- The Washington Times - Monday, February 20, 2017

President Trump isn’t backing off his remarks about Sweden’s refugee troubles, accusing the news media Monday of being the ones who got the story wrong.

A cryptic statement about Sweden during a Saturday speech made the president a target for scorn and ridicule, but Mr. Trump has insisted that Sweden is a prime example of the dangers posed by an open-door refugee policy.

“Give the public a break — The FAKE NEWS media is trying to say that large scale immigration in Sweden is working out just beautifully.

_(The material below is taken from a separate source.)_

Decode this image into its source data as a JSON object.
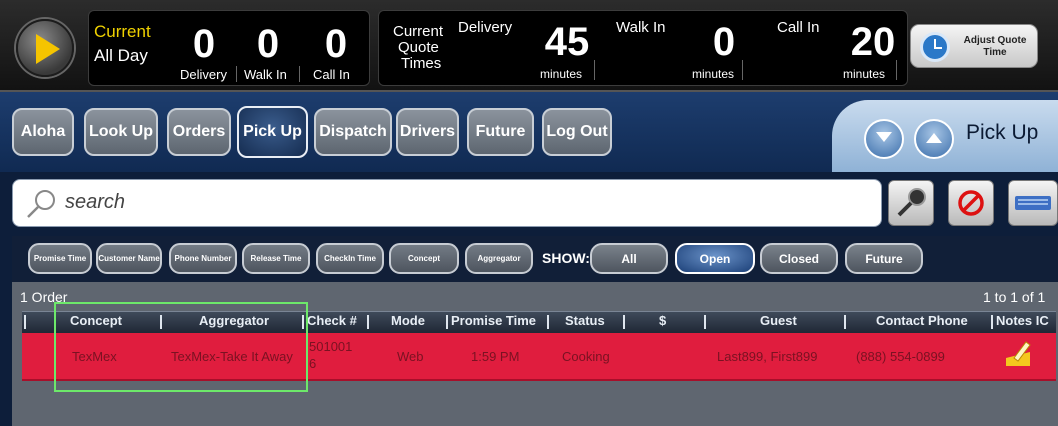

NOT!” tweeted Mr. Trump.

It was the second time he took to Twitter to defend his remark about Sweden during the campaign-style rally in Melbourne, Florida, including the Scandinavian country in a list of European nations that he said suffered after welcoming large numbers of refugees from the Middle East.

He used Sweden’s experience to justify his extreme vetting policy that temporarily halted visitors to the U.S. from seven predominantly Muslim countries that also are hotbeds for terrorism. Federal courts have blocked the program, but the administration is expected to issue orders that will restart it.

“We’ve got to keep our country safe,” Mr. Trump said at the rally. “You look at what’s happening in Germany. You look at what’s happening last night in Sweden. Sweden, who would believe this? Sweden. They took in large numbers. They’re having problems like they never thought possible.”

After Mr. Trump was mocked on Twitter and in the news media for referring to a nonexistent terrorist attack in Sweden, the White House explained that the president was referring to crimes by resettled refugees and a Fox News report on the subject “last night.”

Mr. Trump confirmed it on Twitter: “My statement as to what’s happening in Sweden was in reference to a story that was broadcast on @FoxNews concerning immigrants & Sweden,” he tweeted.

On Friday, Fox News’ “Tucker Carlson Tonight” examined a documentary about a spike in rape and violence in Sweden and suggested that the Swedish government covers up the problem to protect its refugee program.

Swedish Foreign Minister Margot Wallstrom welcomed the clarification but also lamented the spread of inaccurate information.

“The Ministry for Foreign Affairs and Sweden’s embassies work continuously to disseminate an accurate and fair image of Sweden. Unfortunately, we are seeing a general upward trend in inaccurate information,” she said in a statement.

Sweden has welcomed more refugees per capita in recent years than any other European country. The number of asylum seekers arriving in Sweden grew since 2000 from an average of about 16,000 annually to more than 160,000 in 2015.

The influx in 2015, many of them refugees from Syria, Iraq and Afghanistan, accounted for 1 percent of the country’s population.

The crime rate has decreased since 2005, according to the Swedish Crime Survey.

However, official statistics also show that foreign-born residents account for the lion’s share of crime in Sweden, including assault, robbery, rape and murder.

Mr. Carlson, whose report inspired Mr. Trump’s comments, said the president should be more precise in choosing his words. But he said the president nevertheless made a valid argument.

“It seems like we may be missing the point of the story, which is there has been a massive social cost associated with the refugee policies and immigration policies of Western Europe,” he said on the network’s “Fox & Friends” program.

“No one has tried harder to integrate refugees and immigrants than Sweden. There is a deep reservoir of decency in that country. They have really, really tried. But it has caused massive, massive turmoil,” he said.

The turmoil was evident last month in the southern Swedish city of Malmo, where thousands of people demonstrated in front to City Hall after 16-year-old Ahmed Obeid was killed by an unidentified gunman, an increasingly common occurrence in a neighborhood dominated by Middle Eastern refugees.

“Unlike many previous incidents in Malmo, police do not believe his death is linked to gang violence, causing many to fear a rising tide of violence,” reported The Local, an English-language newspaper in Sweden.

• S.A. Miller can be reached at smiller@washingtontimes.com.

Copyright © 2022 The Washington Times, LLC. Click here for reprint permission.

Please read our comment policy before commenting.

Click to Read More and View Comments

Click to Hide